(Dataset rows describing interfaces)
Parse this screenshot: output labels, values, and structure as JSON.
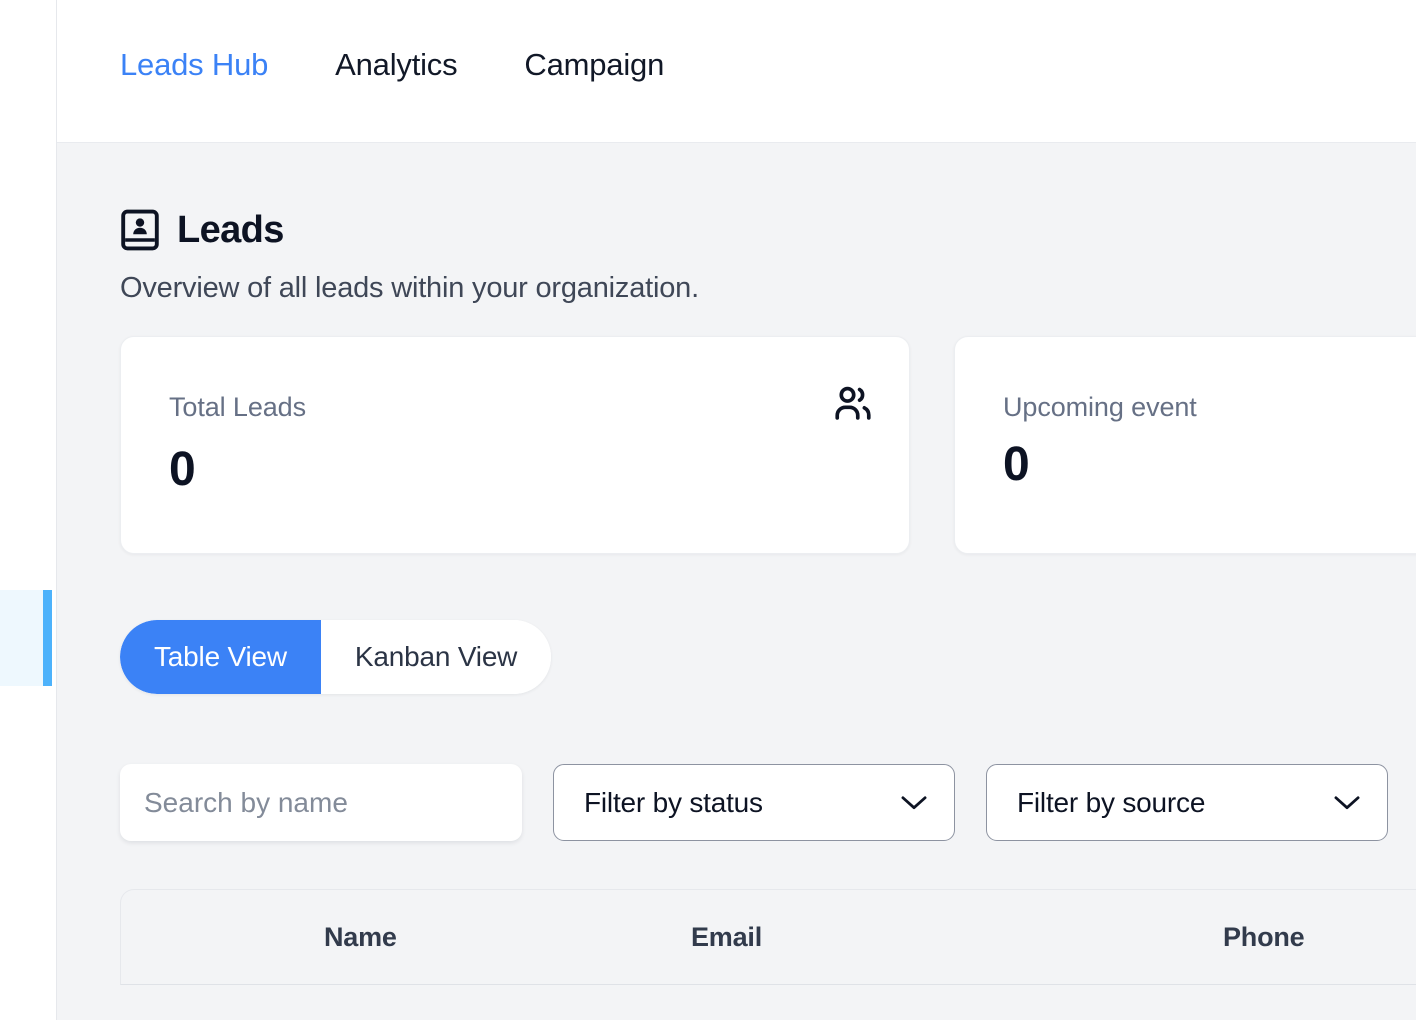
{
  "nav": {
    "tabs": [
      {
        "label": "Leads Hub",
        "active": true
      },
      {
        "label": "Analytics",
        "active": false
      },
      {
        "label": "Campaign",
        "active": false
      }
    ]
  },
  "page": {
    "icon": "contact-book-icon",
    "title": "Leads",
    "subtitle": "Overview of all leads within your organization."
  },
  "stats": [
    {
      "label": "Total Leads",
      "value": "0",
      "icon": "users-icon"
    },
    {
      "label": "Upcoming event",
      "value": "0",
      "icon": ""
    }
  ],
  "view_toggle": {
    "options": [
      {
        "label": "Table View",
        "active": true
      },
      {
        "label": "Kanban View",
        "active": false
      }
    ]
  },
  "filters": {
    "search": {
      "placeholder": "Search by name",
      "value": ""
    },
    "status": {
      "label": "Filter by status"
    },
    "source": {
      "label": "Filter by source"
    }
  },
  "table": {
    "columns": [
      "Name",
      "Email",
      "Phone"
    ],
    "rows": []
  },
  "colors": {
    "accent": "#3b82f6",
    "sidebar_active_bg": "#eef8fe",
    "sidebar_active_bar": "#4db2fb",
    "page_bg": "#f3f4f6",
    "card_bg": "#ffffff",
    "text_primary": "#0d1323",
    "text_muted": "#667085"
  }
}
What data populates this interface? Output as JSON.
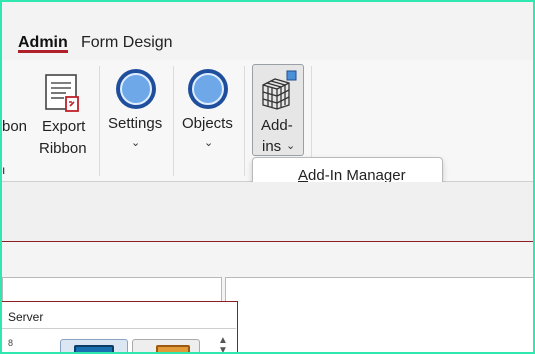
{
  "tabs": [
    {
      "label": "Admin",
      "active": true
    },
    {
      "label": "Form Design",
      "active": false
    }
  ],
  "ribbon": {
    "partial_label": "bon",
    "export": {
      "line1": "Export",
      "line2": "Ribbon"
    },
    "settings": {
      "label": "Settings"
    },
    "objects": {
      "label": "Objects"
    },
    "addins": {
      "line1": "Add-",
      "line2": "ins"
    }
  },
  "dropdown": {
    "item_label_underlined": "A",
    "item_label_rest": "dd-In Manager"
  },
  "dialog": {
    "title": "Server",
    "side_number": "8"
  },
  "colors": {
    "accent_red": "#b0202a",
    "frame_border": "#2ee8b0",
    "circle_blue": "#6ea8e8"
  },
  "icons": {
    "export": "export-ribbon-icon",
    "settings": "settings-circle-icon",
    "objects": "objects-circle-icon",
    "addins": "cube-grid-icon"
  }
}
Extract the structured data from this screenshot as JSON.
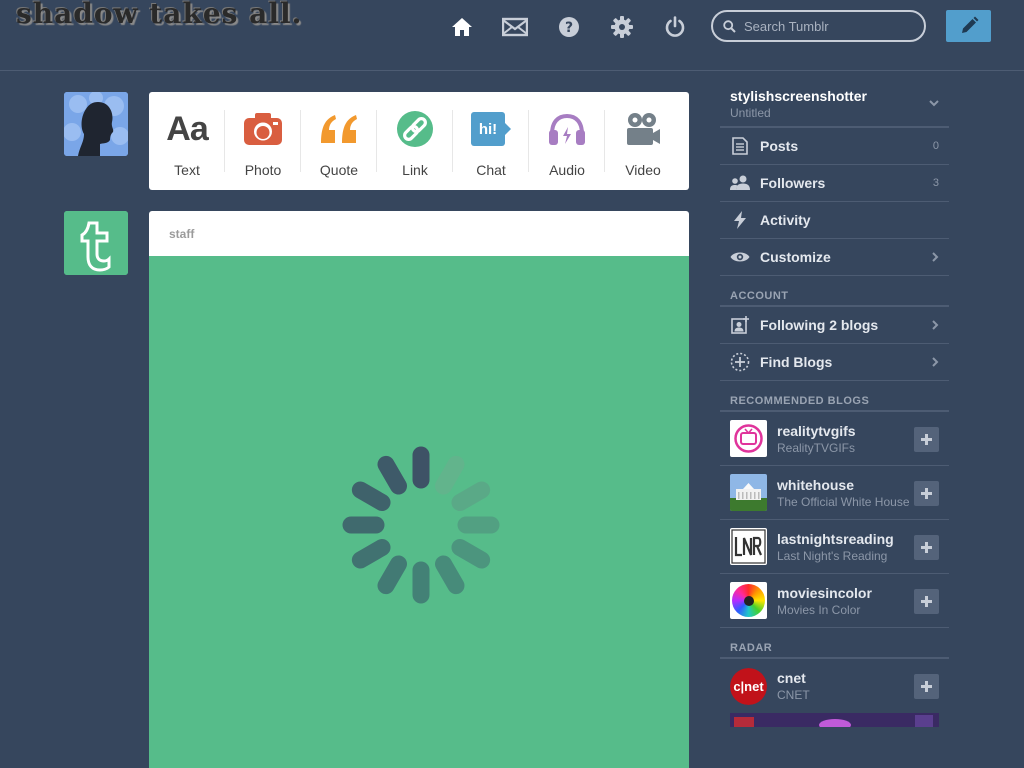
{
  "header": {
    "logo_text": "shadow takes all.",
    "search": {
      "placeholder": "Search Tumblr"
    },
    "icons": [
      "home-icon",
      "mail-icon",
      "help-icon",
      "gear-icon",
      "power-icon",
      "pencil-icon"
    ]
  },
  "post_types": [
    {
      "label": "Text",
      "icon": "text-icon",
      "color": "#444444",
      "glyph": "Aa"
    },
    {
      "label": "Photo",
      "icon": "camera-icon",
      "color": "#d95e40"
    },
    {
      "label": "Quote",
      "icon": "quote-icon",
      "color": "#f2992e"
    },
    {
      "label": "Link",
      "icon": "link-icon",
      "color": "#56bc8a"
    },
    {
      "label": "Chat",
      "icon": "chat-icon",
      "color": "#529ecc",
      "glyph": "hi!"
    },
    {
      "label": "Audio",
      "icon": "headphones-icon",
      "color": "#a77dc2"
    },
    {
      "label": "Video",
      "icon": "video-camera-icon",
      "color": "#748089"
    }
  ],
  "post": {
    "author": "staff",
    "media_color": "#56bc8a"
  },
  "sidebar": {
    "blog_name": "stylishscreenshotter",
    "blog_subtitle": "Untitled",
    "menu": [
      {
        "label": "Posts",
        "count": "0",
        "icon": "posts-icon"
      },
      {
        "label": "Followers",
        "count": "3",
        "icon": "followers-icon"
      },
      {
        "label": "Activity",
        "icon": "lightning-icon"
      },
      {
        "label": "Customize",
        "icon": "eye-icon"
      }
    ],
    "account_title": "ACCOUNT",
    "account": [
      {
        "label": "Following 2 blogs",
        "icon": "following-icon"
      },
      {
        "label": "Find Blogs",
        "icon": "find-blogs-icon"
      }
    ],
    "recommended_title": "RECOMMENDED BLOGS",
    "recommended": [
      {
        "name": "realitytvgifs",
        "desc": "RealityTVGIFs"
      },
      {
        "name": "whitehouse",
        "desc": "The Official White House"
      },
      {
        "name": "lastnightsreading",
        "desc": "Last Night's Reading"
      },
      {
        "name": "moviesincolor",
        "desc": "Movies In Color"
      }
    ],
    "radar_title": "RADAR",
    "radar": [
      {
        "name": "cnet",
        "desc": "CNET"
      }
    ]
  },
  "colors": {
    "background": "#36465d",
    "accent": "#529ecc",
    "divider": "#4d5c73"
  }
}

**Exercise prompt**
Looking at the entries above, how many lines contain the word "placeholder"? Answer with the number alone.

**Your response**
2